“Furthermore, the response to the question does not state that the decision to undergo a hysterectomy is always the best one, but that only in the above-mentioned conditions is such a decision morally licit, without, therefore, excluding other options (for example, recourse to infertile periods or total abstinence). It is the decision of the spouses, in dialogue with doctors and their spiritual guide, to choose the path to follow, applying the general criteria of the gradualness of medical intervention to their case and to their circumstances.”
This is another case of presenting a correct solution – “recourse to infertile periods or total abstinence” – together with an unacceptable one, as if they were so many “options” open to couples with regard to their personal problems, principles giving way to situation ethics.
Whatever the reasons behind this Response, its implications give cause for concern. For instance, if it is correct, why should spouses who cannot hope to give birth to a viable child be expected not to contracept? Why should it not at some point be licit to eliminate a nonviable fetus?
According to Dr. Philip Schepens MD, member of the Pontifical Academy for Life from 1995 to 2017, member of its Board until 2004 and Secretary-General of the World Federation of Doctors who respect Human Life, and currently a member of the board of the John-Paul II Academy of Life and Family, the Response of the CDF on hysterectomy is “is unnecessary and at the same time unnecessarily creates confusion.”
Having approved our reasoning above, he added these comments:

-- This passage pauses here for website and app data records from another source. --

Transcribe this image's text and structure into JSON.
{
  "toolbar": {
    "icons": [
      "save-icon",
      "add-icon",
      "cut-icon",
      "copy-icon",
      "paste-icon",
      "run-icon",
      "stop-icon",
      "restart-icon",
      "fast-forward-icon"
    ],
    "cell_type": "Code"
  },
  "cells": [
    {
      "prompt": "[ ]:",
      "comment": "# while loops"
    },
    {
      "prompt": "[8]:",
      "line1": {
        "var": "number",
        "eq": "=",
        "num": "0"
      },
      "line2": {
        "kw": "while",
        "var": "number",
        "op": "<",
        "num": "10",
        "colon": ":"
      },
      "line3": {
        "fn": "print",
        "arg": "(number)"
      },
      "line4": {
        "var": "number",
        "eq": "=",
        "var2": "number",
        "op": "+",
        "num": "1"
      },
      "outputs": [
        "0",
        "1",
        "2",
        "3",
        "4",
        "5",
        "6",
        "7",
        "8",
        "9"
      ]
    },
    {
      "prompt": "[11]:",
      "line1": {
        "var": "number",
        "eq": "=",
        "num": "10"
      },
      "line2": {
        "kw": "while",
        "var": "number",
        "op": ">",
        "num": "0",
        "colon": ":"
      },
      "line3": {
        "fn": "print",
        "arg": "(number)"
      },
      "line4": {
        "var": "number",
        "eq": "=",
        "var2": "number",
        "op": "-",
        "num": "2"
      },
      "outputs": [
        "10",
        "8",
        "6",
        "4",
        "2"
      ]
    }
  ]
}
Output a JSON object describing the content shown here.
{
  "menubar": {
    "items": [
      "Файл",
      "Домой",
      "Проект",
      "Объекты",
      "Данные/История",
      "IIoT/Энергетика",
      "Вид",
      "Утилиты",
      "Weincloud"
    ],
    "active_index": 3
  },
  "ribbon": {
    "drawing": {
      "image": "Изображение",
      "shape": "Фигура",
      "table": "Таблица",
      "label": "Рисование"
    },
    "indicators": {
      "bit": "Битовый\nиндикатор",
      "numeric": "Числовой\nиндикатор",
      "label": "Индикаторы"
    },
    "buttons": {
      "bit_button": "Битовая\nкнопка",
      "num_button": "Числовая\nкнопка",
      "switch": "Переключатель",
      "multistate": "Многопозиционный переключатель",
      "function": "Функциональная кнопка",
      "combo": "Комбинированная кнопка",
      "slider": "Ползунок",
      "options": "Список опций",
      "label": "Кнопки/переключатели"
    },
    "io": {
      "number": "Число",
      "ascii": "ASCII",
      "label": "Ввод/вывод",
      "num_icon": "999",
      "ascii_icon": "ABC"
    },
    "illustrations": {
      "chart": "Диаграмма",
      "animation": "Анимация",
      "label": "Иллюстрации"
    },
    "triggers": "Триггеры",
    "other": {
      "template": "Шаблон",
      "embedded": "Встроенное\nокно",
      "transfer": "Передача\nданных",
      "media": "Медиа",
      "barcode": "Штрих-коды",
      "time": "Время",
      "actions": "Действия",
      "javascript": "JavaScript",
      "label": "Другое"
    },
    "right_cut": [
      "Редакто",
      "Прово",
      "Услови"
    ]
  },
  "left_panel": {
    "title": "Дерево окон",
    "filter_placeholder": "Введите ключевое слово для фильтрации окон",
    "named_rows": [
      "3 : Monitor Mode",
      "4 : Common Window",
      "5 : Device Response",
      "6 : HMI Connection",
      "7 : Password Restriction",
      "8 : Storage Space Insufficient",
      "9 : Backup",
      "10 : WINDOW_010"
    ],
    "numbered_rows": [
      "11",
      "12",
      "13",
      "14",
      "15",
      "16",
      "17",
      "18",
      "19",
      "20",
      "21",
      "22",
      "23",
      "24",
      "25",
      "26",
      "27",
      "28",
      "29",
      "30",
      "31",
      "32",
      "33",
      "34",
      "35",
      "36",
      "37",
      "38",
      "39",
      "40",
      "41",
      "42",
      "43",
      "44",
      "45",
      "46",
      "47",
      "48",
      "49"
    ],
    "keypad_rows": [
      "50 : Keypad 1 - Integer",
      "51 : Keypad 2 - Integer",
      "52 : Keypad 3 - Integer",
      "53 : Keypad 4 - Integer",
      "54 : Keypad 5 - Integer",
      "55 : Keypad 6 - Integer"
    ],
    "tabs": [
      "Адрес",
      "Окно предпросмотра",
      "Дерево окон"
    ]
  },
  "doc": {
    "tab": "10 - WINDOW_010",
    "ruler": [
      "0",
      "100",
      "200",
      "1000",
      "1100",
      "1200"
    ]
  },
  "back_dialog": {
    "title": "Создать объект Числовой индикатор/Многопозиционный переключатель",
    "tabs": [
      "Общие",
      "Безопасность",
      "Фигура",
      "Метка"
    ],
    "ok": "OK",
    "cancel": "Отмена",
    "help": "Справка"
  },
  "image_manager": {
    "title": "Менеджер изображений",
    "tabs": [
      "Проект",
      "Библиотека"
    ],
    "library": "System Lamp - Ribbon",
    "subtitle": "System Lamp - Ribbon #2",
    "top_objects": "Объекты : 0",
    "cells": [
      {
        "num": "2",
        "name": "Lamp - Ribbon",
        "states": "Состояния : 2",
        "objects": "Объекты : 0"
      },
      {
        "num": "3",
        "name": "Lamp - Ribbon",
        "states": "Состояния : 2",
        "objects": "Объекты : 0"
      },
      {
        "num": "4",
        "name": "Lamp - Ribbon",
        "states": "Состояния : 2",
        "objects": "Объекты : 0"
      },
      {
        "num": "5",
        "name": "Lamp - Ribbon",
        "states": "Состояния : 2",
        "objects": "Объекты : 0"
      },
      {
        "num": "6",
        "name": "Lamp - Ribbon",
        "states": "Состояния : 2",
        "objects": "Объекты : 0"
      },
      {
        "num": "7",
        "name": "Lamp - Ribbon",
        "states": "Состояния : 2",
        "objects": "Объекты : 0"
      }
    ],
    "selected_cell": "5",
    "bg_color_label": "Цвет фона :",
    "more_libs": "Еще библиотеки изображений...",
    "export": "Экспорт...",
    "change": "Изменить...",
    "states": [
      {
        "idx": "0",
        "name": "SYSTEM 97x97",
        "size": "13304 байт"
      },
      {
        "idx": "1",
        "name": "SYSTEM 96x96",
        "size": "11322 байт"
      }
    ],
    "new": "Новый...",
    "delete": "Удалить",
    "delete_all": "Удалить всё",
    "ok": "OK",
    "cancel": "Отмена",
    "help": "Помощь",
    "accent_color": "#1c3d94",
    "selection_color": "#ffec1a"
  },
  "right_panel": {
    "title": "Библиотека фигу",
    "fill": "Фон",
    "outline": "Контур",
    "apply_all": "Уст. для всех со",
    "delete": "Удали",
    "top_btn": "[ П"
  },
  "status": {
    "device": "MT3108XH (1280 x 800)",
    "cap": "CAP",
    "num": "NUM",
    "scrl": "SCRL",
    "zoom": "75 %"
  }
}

“The doctrine of the Church is clear regarding sterilization: that which directly impedes fertilization during sexual intercourse or renders the reproductive organs, both male and female, improper for reproduction, violates the divine commandment: ‘Be fertile and multiply.’”
Hysterectomy can be licit in some cases though, Schepens explained: “On the other hand, a procedure, surgical or otherwise, that renders procreation impossible, but that is carried out with the primary objective of fighting an illness in that person, is permissible provided that it is not sterilization that sought after, but healing that illness. If the procedure has the effect of sterilizing, as a secondary, non-sought after effect, it is morally permissible, according to the ‘double effect’ doctrine.”
As a medical doctor, Schepens went on to clarify: “Miscarriage, just like sterility, is not an illness but can be the consequence of one or more illnesses. Among those most often affecting women, we can mention uterine cancer or cervical cancer, the presence of benign myoma of the uterus and endometriosis. Concerning the two last-mentioned illnesses, a complication that often requires hysterectomy is metrorrhagia, that is, heavy bleeding that can happen at any moment and that in the long run can have very adverse consequences for the health and even the life of the woman. Not a single gynecologist, Catholic or otherwise, would refuse hysterectomy in that case, if other less burdensome solutions are incapable of restoring health.”
Dr. Schepens also quoted incompetence of the cervix as a possible cause of repeated miscarriages: in this case, as the fetus grows, it weighs upon the cervix that cannot resist and lets the fetus leave the womb. He said many techniques exist to remedy this condition that “hardly ever requires hysterectomy or sterilization.”
“Sterilization by ligature of the Fallopian tubes in order preventively to avoid miscarriage is in my opinion as a doctor never permissible, because ‘always’ and ‘never’ do not exist in medicine, and a woman cannot be held responsible for an unwanted miscarriage. In the case of serious endometriosis – and I personally know of more than one case – certain women have ended up by giving birth to a normal child, having gone through miscarriages before and sometimes after that event. This risk can lead to couple to decide to resort to birth regulation by natural methods (NFP)”, he added.
Schepens also recalled that from the moment of conception, the human zygote exists as an individual organism, distinct from its two parents: “Its very early stage of development takes nothing away from its biologically demonstrable status of a human being, distinct from all others,” he explained.
Jeanne Smits is a member of the John Paul II Academy for Human Life and Family.